##### Dataset content

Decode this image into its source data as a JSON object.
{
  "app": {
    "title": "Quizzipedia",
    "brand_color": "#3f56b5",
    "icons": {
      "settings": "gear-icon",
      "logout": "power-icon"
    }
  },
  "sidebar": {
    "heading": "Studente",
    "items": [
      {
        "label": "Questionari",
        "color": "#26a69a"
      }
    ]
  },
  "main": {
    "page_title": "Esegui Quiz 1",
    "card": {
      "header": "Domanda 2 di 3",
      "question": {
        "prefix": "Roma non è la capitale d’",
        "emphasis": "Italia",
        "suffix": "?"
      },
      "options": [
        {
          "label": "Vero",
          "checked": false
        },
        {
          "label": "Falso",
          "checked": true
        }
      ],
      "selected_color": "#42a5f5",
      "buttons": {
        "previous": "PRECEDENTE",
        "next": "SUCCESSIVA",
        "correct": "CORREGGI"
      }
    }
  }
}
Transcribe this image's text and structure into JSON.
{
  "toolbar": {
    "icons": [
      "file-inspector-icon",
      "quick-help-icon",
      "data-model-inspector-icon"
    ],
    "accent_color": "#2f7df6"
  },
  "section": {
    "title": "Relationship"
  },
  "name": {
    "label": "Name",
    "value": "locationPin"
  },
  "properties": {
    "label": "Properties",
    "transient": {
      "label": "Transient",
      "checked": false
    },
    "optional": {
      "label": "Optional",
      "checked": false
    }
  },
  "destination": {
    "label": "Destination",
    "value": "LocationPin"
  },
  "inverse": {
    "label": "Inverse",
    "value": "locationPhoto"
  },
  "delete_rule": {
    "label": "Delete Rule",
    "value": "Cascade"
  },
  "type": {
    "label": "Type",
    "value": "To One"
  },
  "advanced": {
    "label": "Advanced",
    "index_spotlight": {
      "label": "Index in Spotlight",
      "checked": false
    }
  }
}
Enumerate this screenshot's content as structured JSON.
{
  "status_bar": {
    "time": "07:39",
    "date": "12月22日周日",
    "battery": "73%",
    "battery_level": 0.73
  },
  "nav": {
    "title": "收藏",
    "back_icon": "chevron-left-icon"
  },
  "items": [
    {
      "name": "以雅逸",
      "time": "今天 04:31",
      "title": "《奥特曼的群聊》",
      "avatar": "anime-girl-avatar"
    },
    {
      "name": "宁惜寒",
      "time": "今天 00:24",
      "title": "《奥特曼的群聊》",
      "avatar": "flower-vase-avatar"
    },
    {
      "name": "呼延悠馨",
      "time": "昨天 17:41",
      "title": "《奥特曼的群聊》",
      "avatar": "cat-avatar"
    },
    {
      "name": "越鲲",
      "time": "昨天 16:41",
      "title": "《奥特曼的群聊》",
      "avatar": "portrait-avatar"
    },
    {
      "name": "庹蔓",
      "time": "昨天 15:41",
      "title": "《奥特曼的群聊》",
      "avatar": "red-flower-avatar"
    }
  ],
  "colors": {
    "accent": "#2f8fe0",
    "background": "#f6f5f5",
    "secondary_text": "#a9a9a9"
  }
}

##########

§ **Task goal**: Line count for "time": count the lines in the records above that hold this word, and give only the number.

§ **Solution to this problem**: 6